Data:
◆ ◆ ◆ ◆ ◆ ◆ ◆
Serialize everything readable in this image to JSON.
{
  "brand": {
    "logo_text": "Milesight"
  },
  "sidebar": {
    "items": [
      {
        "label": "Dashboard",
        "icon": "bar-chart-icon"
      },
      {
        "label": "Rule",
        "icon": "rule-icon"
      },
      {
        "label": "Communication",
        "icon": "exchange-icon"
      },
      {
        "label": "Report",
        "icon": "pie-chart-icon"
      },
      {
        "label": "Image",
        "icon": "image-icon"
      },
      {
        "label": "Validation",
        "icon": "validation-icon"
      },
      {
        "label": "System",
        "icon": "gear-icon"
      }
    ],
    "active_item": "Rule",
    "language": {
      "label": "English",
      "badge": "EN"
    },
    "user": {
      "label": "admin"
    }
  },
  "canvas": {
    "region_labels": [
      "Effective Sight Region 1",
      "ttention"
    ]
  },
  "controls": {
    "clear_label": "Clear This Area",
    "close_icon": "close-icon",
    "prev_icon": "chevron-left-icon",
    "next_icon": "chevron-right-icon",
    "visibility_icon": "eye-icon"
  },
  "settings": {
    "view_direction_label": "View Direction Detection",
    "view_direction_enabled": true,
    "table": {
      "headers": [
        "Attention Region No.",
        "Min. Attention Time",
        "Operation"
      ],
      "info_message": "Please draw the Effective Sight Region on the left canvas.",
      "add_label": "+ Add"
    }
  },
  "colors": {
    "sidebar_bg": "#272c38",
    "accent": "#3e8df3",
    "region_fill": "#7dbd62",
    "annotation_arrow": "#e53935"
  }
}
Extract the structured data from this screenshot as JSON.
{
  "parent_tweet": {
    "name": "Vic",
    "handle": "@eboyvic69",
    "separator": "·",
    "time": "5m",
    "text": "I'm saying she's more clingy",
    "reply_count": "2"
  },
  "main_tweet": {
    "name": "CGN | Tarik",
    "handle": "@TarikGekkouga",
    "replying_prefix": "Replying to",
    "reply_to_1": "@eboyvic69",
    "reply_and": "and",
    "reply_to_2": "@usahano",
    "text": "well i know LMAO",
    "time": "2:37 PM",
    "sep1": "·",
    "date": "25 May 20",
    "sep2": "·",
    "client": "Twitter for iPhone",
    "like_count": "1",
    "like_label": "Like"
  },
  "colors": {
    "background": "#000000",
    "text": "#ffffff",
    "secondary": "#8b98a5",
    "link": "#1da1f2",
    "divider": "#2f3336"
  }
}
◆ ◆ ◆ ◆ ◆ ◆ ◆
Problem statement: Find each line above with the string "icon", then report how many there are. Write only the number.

Solution: 11